At least, that's what some people would label the idea of the Honda Civic Type R going to an all-wheel drive format.
The humble red-badged pint-sized performance Honda line has always been associated with front-wheel drive. And while this hasn't necessarily been a talking point for past Civic Type Rs, it's starting to become one as, one by one, all of its main rivals gravitate to all-wheel drive.
A recent Automotive News interview has further fanned that flame, with the Civic's chief engineer Hideki Matsumoto confirming that more Civic Type R models are on their way in support of the incoming new model (the first of which landed in NZ just recently).
“We’re hoping that by gradually putting out more [variants] that we’ll be able to maintain a more stable sales volume,” Matsumoto said, through an interpreter.
Reports have said that the lead priority for Honda is to produce a somehow even-more-bonkers Type R with increased power, as well as a more, um, sensible version that Matsumoto said will focus “more on the grand touring aspect”.
To date the all-wheel drive tag is purely speculation, although it does make sense. Having seen the hot hatch in person, it's very hard to see how else they could extract more pace from a car that's already chiseled on every surface to achieve performance, and already has enough power to school a host of more fancied cars around the Nürburgring.

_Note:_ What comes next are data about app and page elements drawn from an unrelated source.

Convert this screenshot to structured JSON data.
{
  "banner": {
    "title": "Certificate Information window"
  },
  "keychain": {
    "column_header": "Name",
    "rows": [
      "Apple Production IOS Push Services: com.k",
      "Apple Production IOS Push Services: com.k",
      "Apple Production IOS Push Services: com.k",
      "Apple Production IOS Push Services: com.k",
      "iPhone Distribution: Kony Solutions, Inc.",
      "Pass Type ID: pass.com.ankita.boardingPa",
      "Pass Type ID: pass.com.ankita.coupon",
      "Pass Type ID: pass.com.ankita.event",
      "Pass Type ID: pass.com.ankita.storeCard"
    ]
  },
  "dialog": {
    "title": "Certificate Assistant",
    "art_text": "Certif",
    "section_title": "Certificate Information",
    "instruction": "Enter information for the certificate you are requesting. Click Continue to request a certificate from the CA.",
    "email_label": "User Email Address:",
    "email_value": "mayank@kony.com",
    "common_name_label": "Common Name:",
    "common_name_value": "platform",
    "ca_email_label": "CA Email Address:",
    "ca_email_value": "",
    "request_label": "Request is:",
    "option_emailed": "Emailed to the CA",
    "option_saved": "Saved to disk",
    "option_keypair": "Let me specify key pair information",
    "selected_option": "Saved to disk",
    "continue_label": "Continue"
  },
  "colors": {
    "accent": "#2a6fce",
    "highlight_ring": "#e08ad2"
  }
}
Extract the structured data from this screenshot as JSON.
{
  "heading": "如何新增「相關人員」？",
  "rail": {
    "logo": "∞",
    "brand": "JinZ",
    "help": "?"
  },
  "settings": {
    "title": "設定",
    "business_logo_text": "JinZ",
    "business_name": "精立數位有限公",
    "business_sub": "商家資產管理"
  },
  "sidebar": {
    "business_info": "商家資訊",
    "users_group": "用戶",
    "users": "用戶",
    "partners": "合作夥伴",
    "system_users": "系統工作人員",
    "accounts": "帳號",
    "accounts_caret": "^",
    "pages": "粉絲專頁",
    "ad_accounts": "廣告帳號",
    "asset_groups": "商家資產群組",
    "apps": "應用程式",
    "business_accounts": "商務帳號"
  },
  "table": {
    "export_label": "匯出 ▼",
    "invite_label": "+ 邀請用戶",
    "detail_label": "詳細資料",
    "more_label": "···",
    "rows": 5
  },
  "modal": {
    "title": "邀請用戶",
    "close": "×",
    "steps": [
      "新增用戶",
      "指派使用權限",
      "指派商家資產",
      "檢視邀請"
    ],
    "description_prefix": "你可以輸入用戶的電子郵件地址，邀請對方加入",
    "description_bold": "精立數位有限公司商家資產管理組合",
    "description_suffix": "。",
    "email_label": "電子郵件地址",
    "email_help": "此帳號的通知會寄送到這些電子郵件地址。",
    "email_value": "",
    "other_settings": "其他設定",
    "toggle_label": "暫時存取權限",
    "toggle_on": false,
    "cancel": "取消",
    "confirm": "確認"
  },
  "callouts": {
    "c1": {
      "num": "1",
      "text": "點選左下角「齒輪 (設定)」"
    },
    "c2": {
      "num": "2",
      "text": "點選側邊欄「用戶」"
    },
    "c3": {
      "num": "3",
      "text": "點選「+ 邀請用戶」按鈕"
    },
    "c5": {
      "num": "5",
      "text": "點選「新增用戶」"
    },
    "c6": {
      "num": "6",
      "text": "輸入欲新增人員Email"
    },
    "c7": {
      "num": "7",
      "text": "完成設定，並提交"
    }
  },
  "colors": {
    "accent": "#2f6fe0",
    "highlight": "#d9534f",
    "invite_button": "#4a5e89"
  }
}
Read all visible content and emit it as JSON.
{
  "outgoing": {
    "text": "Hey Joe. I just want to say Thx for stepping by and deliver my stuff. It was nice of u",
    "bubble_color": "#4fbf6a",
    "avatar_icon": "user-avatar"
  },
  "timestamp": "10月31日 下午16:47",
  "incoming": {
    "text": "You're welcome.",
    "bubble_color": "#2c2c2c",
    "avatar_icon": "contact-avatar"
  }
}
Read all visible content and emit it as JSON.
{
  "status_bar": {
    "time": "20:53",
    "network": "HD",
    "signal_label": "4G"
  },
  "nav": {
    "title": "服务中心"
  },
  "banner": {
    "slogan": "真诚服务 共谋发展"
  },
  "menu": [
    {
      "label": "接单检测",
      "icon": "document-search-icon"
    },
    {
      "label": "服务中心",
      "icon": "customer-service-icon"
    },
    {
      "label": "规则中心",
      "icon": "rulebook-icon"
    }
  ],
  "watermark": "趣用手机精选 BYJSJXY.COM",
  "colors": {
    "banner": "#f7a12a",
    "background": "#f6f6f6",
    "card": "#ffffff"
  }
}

So, should they do it?
Well, they've done it before. Both the Japanese and European Type Rs from two generations ago (that's the FD2 and the FN2) later rolled out with their own respective 'full milk' Mugen versions — given the 'RR' moniker. They're now rather sought after, with a couple of FD2 RRs lurking around Kiwi streets.
And also, spreading out the love with more models is a sound recipe for profit — even if it's at the expense of the Type R's exclusivity. It really comes down to whether Honda are willing to let go of the front-wheel drive format that's seen the Civic Type R become such a hallowed car among its die-hard fans.
I can only imagine the amount of times Porsche have been tempted to move the engine of the 911 from the back to the front...